How does stress affect rhythm in English?
English is a stress-timed language, meaning some syllables are pronounced longer, and others are shorter. It creates a natural rhythm in speech. As a result, stress affects the melody and flow of spoken English, making it easier for listeners to understand.
Can mastering word stress help improve my English accent?
Absolutely. Understanding how to stress words is critical to sounding more natural in English. It can help you reduce your native accent and mimic English speech patterns better. It also assists in fluent communication and clearer comprehension.
Do native English speakers always follow the rules of word stress?
While there are general patterns and rules for word stress in English, native speakers don’t always follow them strictly. There can be variations based on regional accents, individual speech habits, and social factors. For learners, it’s essential to understand the rules and patterns and be aware of these variations. With the help of Promova experienced English tutors, you can receive personalized instruction, practice word stress, and receive feedback on your pronunciation.

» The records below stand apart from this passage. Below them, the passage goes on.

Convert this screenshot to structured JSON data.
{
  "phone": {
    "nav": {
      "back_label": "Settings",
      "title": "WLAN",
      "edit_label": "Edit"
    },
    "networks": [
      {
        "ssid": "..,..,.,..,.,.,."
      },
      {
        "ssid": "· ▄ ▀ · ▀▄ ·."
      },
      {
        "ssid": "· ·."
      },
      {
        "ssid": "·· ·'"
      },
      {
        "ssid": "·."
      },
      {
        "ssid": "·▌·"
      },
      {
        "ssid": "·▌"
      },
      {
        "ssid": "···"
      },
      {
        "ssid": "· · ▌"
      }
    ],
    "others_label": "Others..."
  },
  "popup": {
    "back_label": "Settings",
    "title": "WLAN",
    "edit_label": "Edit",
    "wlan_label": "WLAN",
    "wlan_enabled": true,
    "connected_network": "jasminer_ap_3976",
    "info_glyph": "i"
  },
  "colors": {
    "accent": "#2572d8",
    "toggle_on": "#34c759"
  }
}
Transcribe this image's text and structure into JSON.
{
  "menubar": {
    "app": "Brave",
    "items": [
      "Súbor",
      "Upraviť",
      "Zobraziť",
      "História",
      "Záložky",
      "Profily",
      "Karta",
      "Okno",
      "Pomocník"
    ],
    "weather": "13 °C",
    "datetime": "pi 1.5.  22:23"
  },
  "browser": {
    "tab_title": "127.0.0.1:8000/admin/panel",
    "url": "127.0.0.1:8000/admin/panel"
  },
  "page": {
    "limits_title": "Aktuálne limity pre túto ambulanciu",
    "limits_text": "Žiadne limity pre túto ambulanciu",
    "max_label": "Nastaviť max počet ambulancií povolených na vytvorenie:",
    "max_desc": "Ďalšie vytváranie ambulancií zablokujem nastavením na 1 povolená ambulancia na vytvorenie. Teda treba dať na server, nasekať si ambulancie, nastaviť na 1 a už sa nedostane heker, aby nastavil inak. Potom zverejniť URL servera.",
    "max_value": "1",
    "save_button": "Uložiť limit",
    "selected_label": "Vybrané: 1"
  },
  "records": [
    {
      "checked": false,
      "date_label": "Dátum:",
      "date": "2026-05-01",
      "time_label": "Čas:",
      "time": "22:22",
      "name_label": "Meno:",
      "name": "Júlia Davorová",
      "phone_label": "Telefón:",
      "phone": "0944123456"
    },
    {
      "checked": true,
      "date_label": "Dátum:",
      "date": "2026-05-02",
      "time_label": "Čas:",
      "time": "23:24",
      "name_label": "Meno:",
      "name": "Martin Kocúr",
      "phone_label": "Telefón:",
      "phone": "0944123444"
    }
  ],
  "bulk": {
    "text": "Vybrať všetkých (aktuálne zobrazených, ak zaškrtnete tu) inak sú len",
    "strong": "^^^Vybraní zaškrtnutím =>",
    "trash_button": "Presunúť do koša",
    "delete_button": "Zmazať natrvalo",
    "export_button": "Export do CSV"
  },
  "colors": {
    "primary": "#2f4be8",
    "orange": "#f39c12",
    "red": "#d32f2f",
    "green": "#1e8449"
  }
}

Are there any apps or tools that can help me practice word stress?
Yes, there are several apps and tools available that can help you practice word stress. Many online dictionaries like Merriam-Webster or Oxford Learner’s Dictionaries have an in-built feature to listen to the correct pronunciation of each word. You simply type in the desired term and click on the speaker icon to hear how it should be pronounced.